The software presently consists of two independent but interlocking parts. The first phase, which is written in Lua and runs under LuaJIT, is meant to be the seat of all time-consuming processing that needs to be run only once for any set of documents. The advantages of LuaJIT are these: that code can be produced for it inexpensively and that its speed matches, and can exceed, that of C on relevant benchmarks. The speed gain made it possible to develop the software incrementally, even in early phases where the computation was more complicated and the execution times were significantly longer. The current, streamlined form was made possible by that incremental process, and lends itself to the kinds of improvements that future investigation will suggest. Secondly, the output from the Lua preprocessor is an HTML document that can be viewed and manipulated on the local machine (without the need for, but permitting the use of, a separate server). It is designed to allow a natural exploration of the data, with an intuitive set of tools for restricting the set of source documents that will be presented, and a panel devoted to giving context about the characters and their use in the source documents.

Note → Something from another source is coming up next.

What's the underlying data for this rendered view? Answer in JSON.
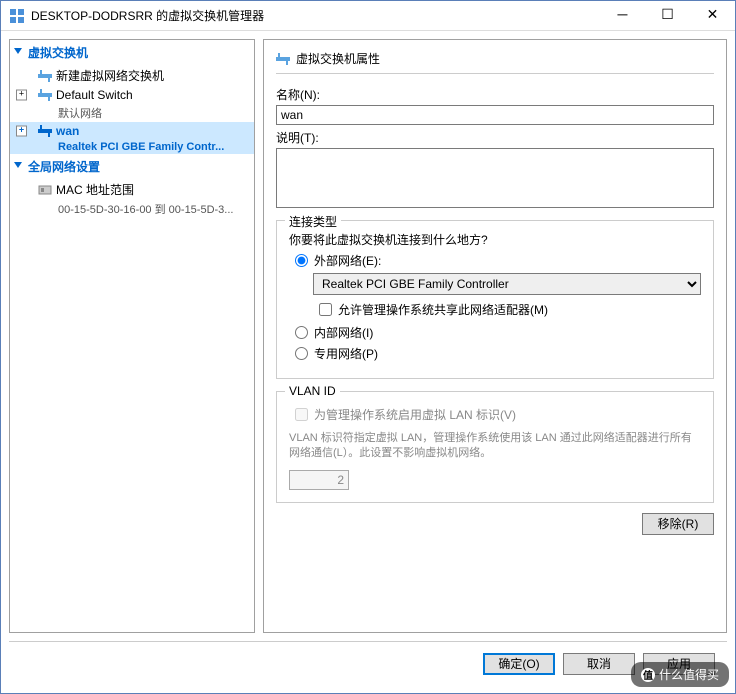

Installation and usage

This program requires the LuaJIT interpreter to be installed to run.

Once you have downloaded and installed LuaJIT, download and extract either one of the following two files:

Once you have downloaded and extracted the files, you can run the program using one of the following:

The program will produce its output in a file called "output.html". To view the output, open this file in any web browser.

Other texts can be used with the program by saving the target text in plain text format in the "steles" or "primers" directory as required. For further details, please refer to the INSTRUCTIONS.TXT file contained in the archive.


This project was funded by a grant from the University of California, San Diego Academic Senate. The development team also included Jenny Huangfu and Leo Tindall.

The Sieve is copyright © Joshua Day and Sarah Schneewind, 2013. It may be freely downloaded and used by anyone, but we disclaim responsibility for any errors that may result.


The Sieve is published under the Creative Commons Attribution-NonCommercial-ShareAlike 4.0 license.

You are free to share and adapt, but not for commercial purposes, this material, under the following terms:

  1. With respect to attribution, you must credit Joshua Day, Sarah Schneewind, and the University of California, San Diego; provide a link to; and indicate what changes, if any, you made; and you may give that credit in any reasonable manner that does not suggest that the licensor endorses you or your use.
  2. With respect to ShareAlike provisions, if you remix, transform, or build upon the material, you must distribute your contributions under the same license as the original. You many not apply legal terms or technological measures that legally restrict others from doing anything the license permits.

Contact details

Please write to Sarah Schneewind ( with inquiries concerning citation and redistribution or to Joshua Day ( with technical inquiries and requests.